Donald Trump "will be taking action against NBC" in an arbitration that both sides have agreed to, his top attorney says.
The attorney, Alan Garten, accused NBC of violating the terms of a contract with the Miss Universe Organization, which Trump and NBCUniversal jointly own.
NBC announced on June 29 that it would be ending its business relationships with Trump -- which meant canceling the upcoming telecast of the Miss USA pageant and next year's telecast of Miss Universe. The decision came amid an outcry over Trump's offensive descriptions of Mexican immigrants in his presidential campaign launch speech.
Univision, the Spanish language broadcaster, also canceled the pageants. Trump filed suit against Univision on June 30, but has not filed against NBC.
The difference has to do with contractual language.
Garten said in an interview on CNN's "Reliable Sources" that he believed NBC's backing away from the pageants is "a clear breach of the provisions of the agreement." But he also said the agreement to televise the pageants has "an arbitration clause."
These kinds of clauses are increasingly common in business contracts. The clauses call for disputes between two sides to be settled privately by an arbitrator, rather than in a public hearing.
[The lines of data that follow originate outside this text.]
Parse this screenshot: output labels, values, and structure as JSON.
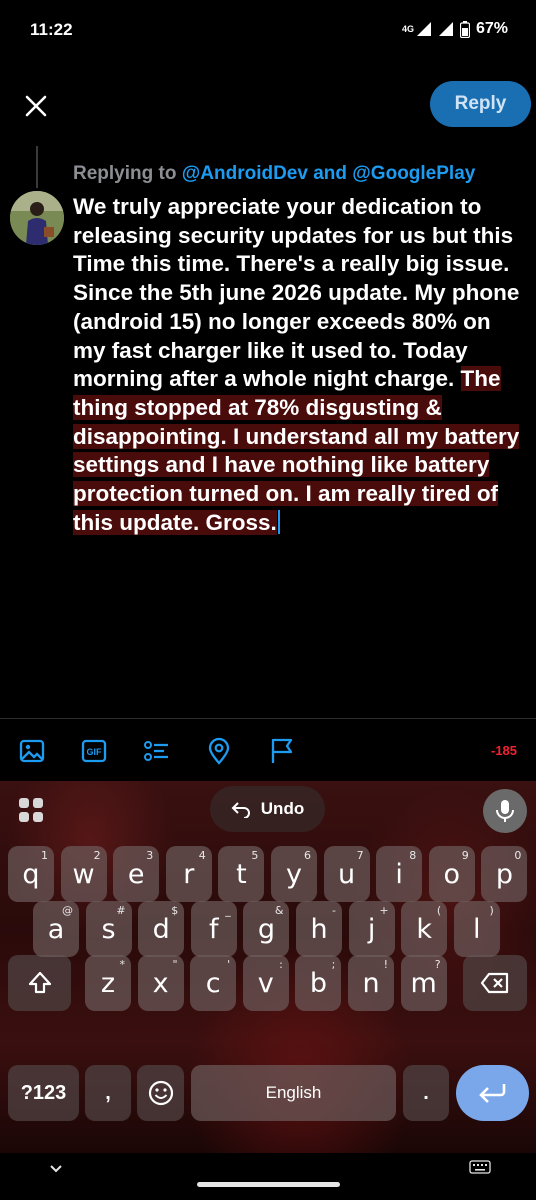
{
  "status_bar": {
    "time": "11:22",
    "network": "4G",
    "battery": "67%"
  },
  "compose": {
    "reply_button": "Reply",
    "replying_prefix": "Replying to ",
    "reply_handle_1": "@AndroidDev",
    "reply_and": " and ",
    "reply_handle_2": "@GooglePlay",
    "text_plain": "We truly appreciate your dedication to releasing security updates for us but this Time this time. There's a really big issue. Since the 5th june 2026 update. My phone (android 15)  no longer exceeds 80% on my fast charger like it used to. Today morning after a whole night charge. ",
    "text_selected": "The thing stopped at 78% disgusting & disappointing. I understand all my battery settings and I have nothing like battery protection turned on. I am really tired of this update. Gross.",
    "char_count": "-185"
  },
  "toolbar": {
    "icons": [
      "image-icon",
      "gif-icon",
      "poll-icon",
      "location-icon",
      "flag-icon"
    ]
  },
  "keyboard": {
    "undo_label": "Undo",
    "row1": [
      {
        "k": "q",
        "h": "1"
      },
      {
        "k": "w",
        "h": "2"
      },
      {
        "k": "e",
        "h": "3"
      },
      {
        "k": "r",
        "h": "4"
      },
      {
        "k": "t",
        "h": "5"
      },
      {
        "k": "y",
        "h": "6"
      },
      {
        "k": "u",
        "h": "7"
      },
      {
        "k": "i",
        "h": "8"
      },
      {
        "k": "o",
        "h": "9"
      },
      {
        "k": "p",
        "h": "0"
      }
    ],
    "row2": [
      {
        "k": "a",
        "h": "@"
      },
      {
        "k": "s",
        "h": "#"
      },
      {
        "k": "d",
        "h": "$"
      },
      {
        "k": "f",
        "h": "_"
      },
      {
        "k": "g",
        "h": "&"
      },
      {
        "k": "h",
        "h": "-"
      },
      {
        "k": "j",
        "h": "+"
      },
      {
        "k": "k",
        "h": "("
      },
      {
        "k": "l",
        "h": ")"
      }
    ],
    "row3": [
      {
        "k": "z",
        "h": "*"
      },
      {
        "k": "x",
        "h": "\""
      },
      {
        "k": "c",
        "h": "'"
      },
      {
        "k": "v",
        "h": ":"
      },
      {
        "k": "b",
        "h": ";"
      },
      {
        "k": "n",
        "h": "!"
      },
      {
        "k": "m",
        "h": "?"
      }
    ],
    "symbols_label": "?123",
    "comma": ",",
    "space_label": "English",
    "period": "."
  }
}
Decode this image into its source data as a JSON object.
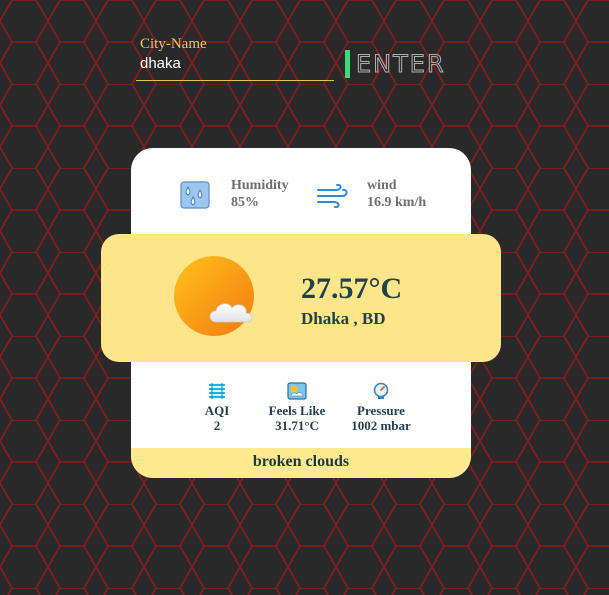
{
  "search": {
    "label": "City-Name",
    "value": "dhaka",
    "button_label": "ENTER"
  },
  "stats_top": {
    "humidity_label": "Humidity",
    "humidity_value": "85%",
    "wind_label": "wind",
    "wind_value": "16.9 km/h"
  },
  "main": {
    "temperature": "27.57°C",
    "location": "Dhaka , BD",
    "icon": "partly-cloudy-sun-icon"
  },
  "stats_bottom": {
    "aqi_label": "AQI",
    "aqi_value": "2",
    "feels_like_label": "Feels Like",
    "feels_like_value": "31.71°C",
    "pressure_label": "Pressure",
    "pressure_value": "1002 mbar"
  },
  "description": "broken clouds",
  "colors": {
    "background": "#292929",
    "hex_grid": "#8e1b1b",
    "accent_label": "#f3c75a",
    "enter_bar": "#3ed97a",
    "panel_yellow": "#ffe58a",
    "text_dark": "#20404c"
  }
}
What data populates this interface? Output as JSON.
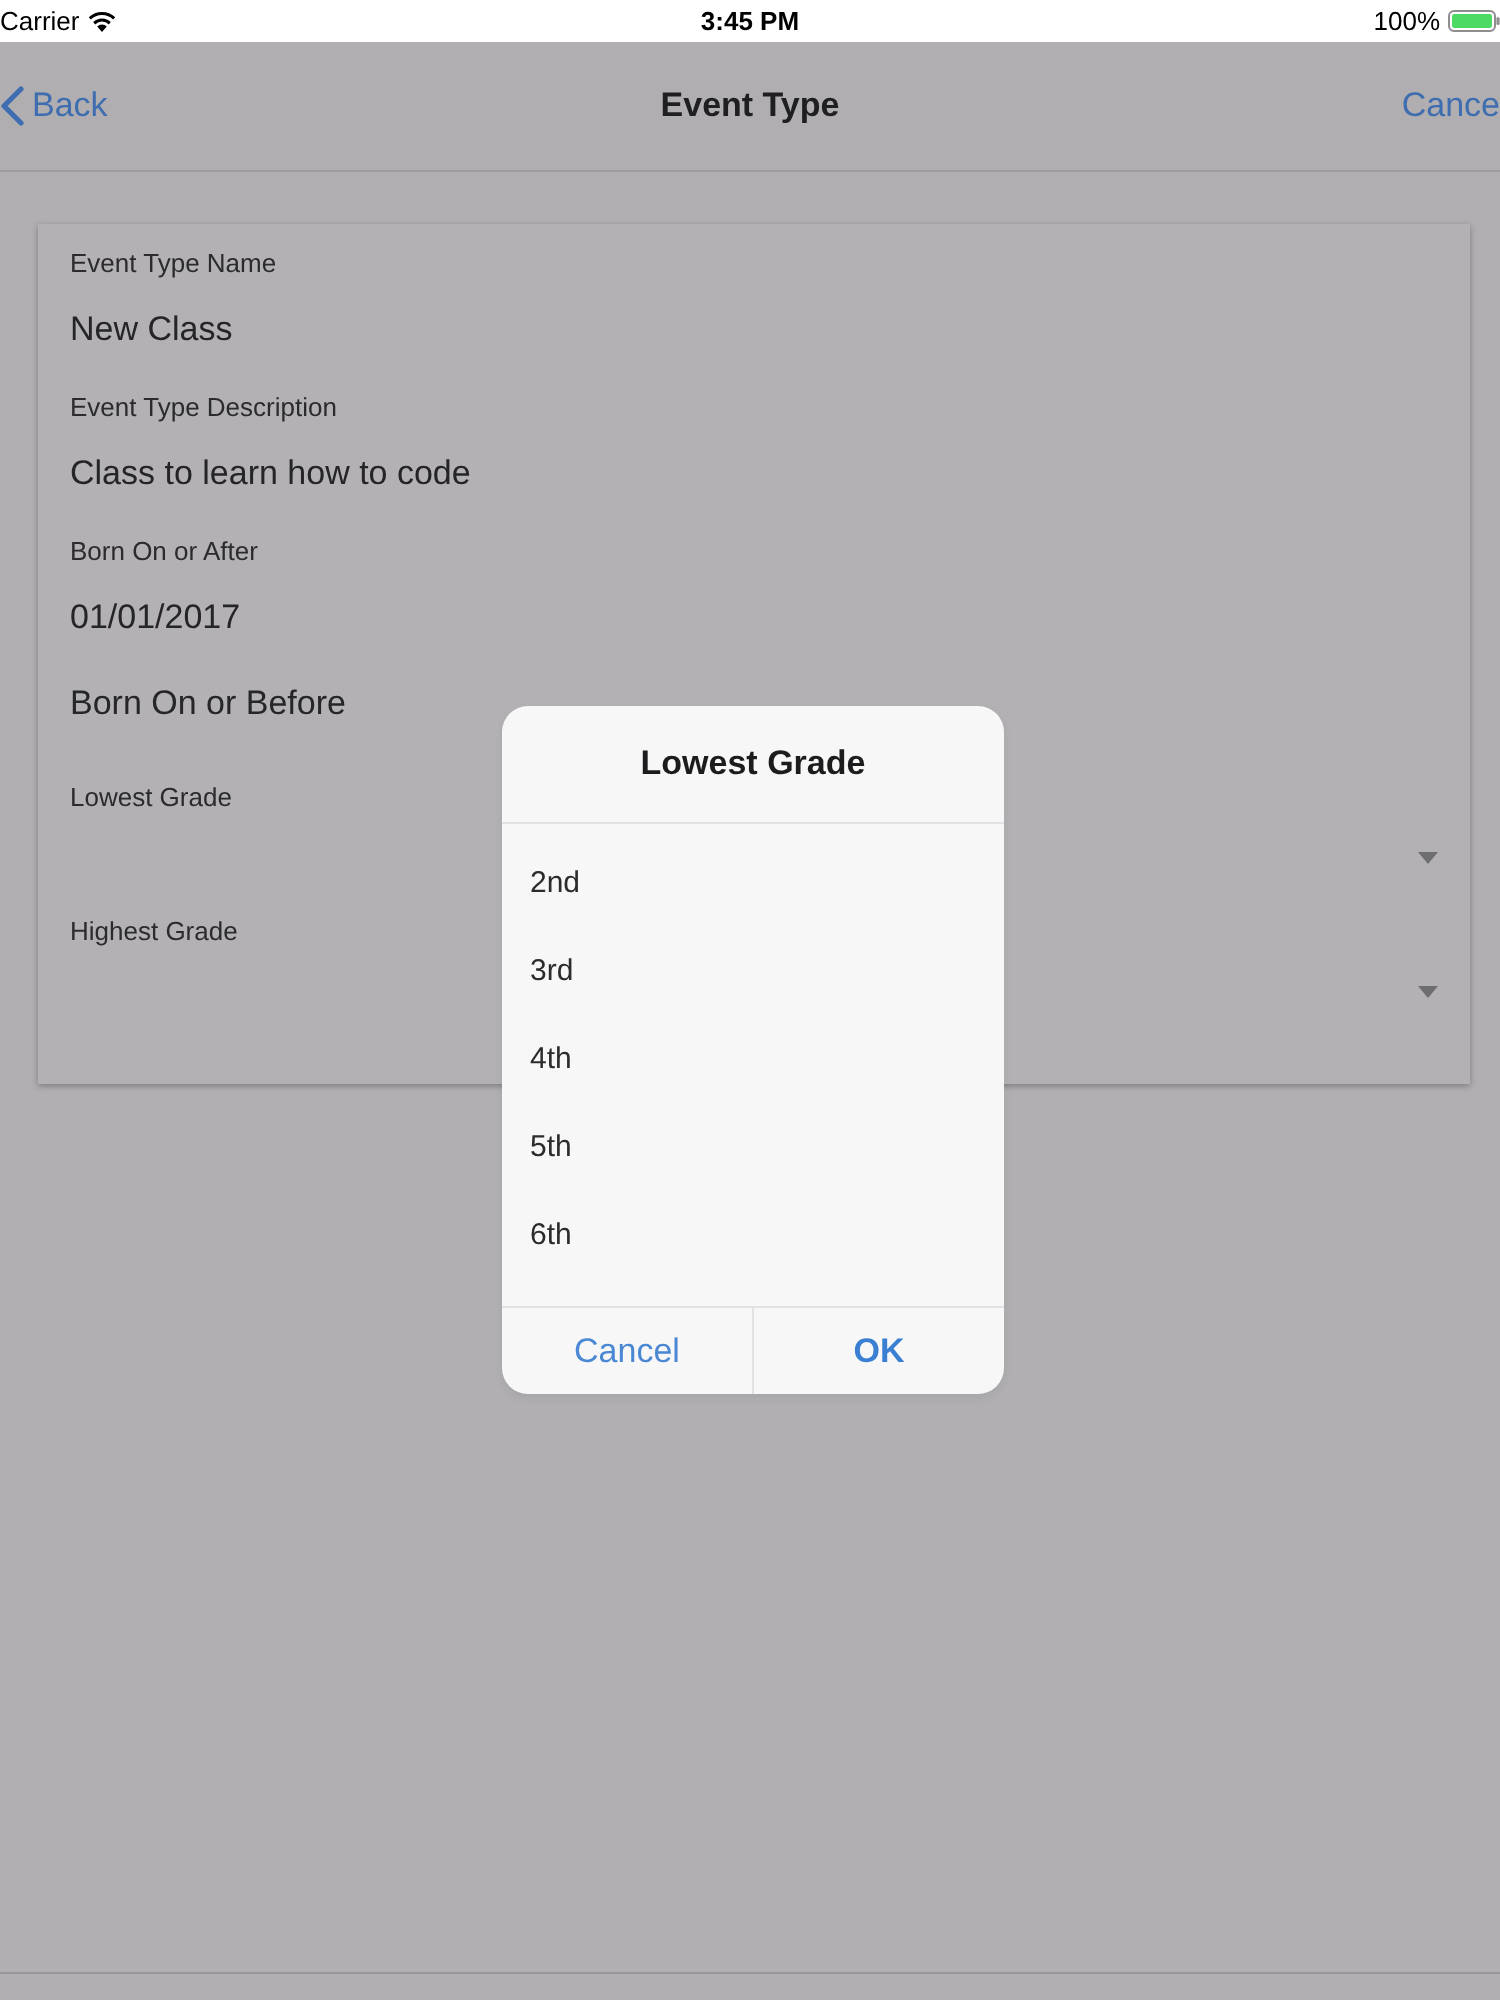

"We will obviously be following the contract" by seeking arbitration, Garten said. "I think that sort of represents the difference between how we, as an organization, act and how NBC has acted. We follow the contract; they have not."
Garten also said, contrary to some speculation, "there is no morals clause" in the contract with either network. Such a clause can let a company get out of a contractual obligation if an individual brings embarrassment upon the company.
Garten asserted that companies get into business with Trump knowing that he "draws a lot of media attention and talks straight."
As for another company that dropped its ties with Trump recently, Macy's (, Garten said "we're looking at all possible avenues," including a lawsuit, but declined to comment further. )
Garten also suggested that Comcast (-owned NBCUniversal may have spoken too soon when it said it was ending its relationship with Trump. )
The 50/50 ownership of Miss Universe is still in place, and there's no plan yet in place to change that.
"We don't know if it will be broken up," Garten said. He added, "Certainly, if it requires litigation, then there will be litigation."
Jeffrey Toobin, CNN's senior legal analyst, said on "Reliable Sources" that "the only thing that matters in this dispute is what the contract says between NBC and Donald Trump." And that's unknowable for the time being.
He called Trump's demand for $500 million in damages in the Univision lawsuit "silly" but said the apparent lack of a morality clause "does help their case."
He cautioned that "these sorts of lawsuits almost never go to trial" and predicted some sort of out-of-court resolution between Trump and Univision.